» SUPPLIED DATA:
*-*-*
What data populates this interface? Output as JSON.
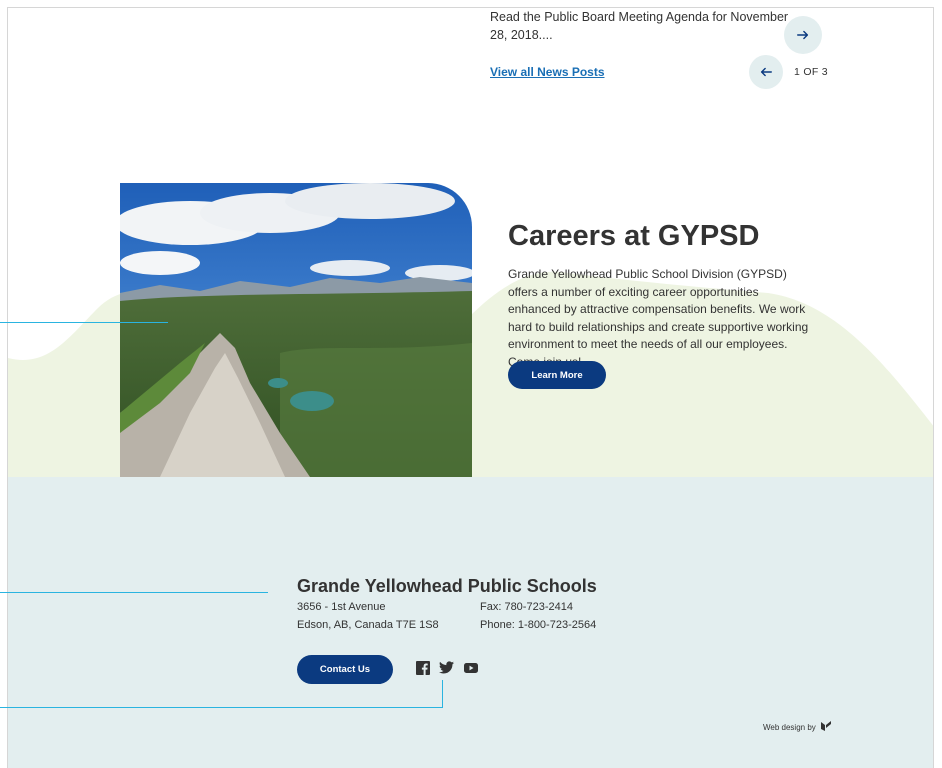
{
  "news": {
    "excerpt": "Read the Public Board Meeting Agenda for November 28, 2018....",
    "view_all_label": "View all News Posts",
    "pagination": "1 OF 3"
  },
  "careers": {
    "title": "Careers at GYPSD",
    "description": "Grande Yellowhead Public School Division (GYPSD) offers a number of exciting career opportunities enhanced by attractive compensation benefits. We work hard to build relationships and create supportive working environment to meet the needs of all our employees. Come join us!",
    "button_label": "Learn More"
  },
  "footer": {
    "title": "Grande Yellowhead Public Schools",
    "address_line1": "3656 - 1st Avenue",
    "address_line2": "Edson, AB, Canada T7E 1S8",
    "fax": "Fax: 780-723-2414",
    "phone": "Phone: 1-800-723-2564",
    "contact_label": "Contact Us",
    "credit": "Web design by"
  },
  "icons": {
    "next": "arrow-right-icon",
    "prev": "arrow-left-icon",
    "facebook": "facebook-icon",
    "twitter": "twitter-icon",
    "youtube": "youtube-icon",
    "credit_logo": "agency-logo-icon"
  },
  "colors": {
    "primary_button": "#0b3a80",
    "link": "#1a6fb5",
    "footer_bg": "#e3eeef",
    "hills": "#eef4e2",
    "annotation": "#2ab4e0"
  }
}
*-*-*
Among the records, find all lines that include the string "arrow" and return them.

    "next": "arrow-right-icon",
    "prev": "arrow-left-icon",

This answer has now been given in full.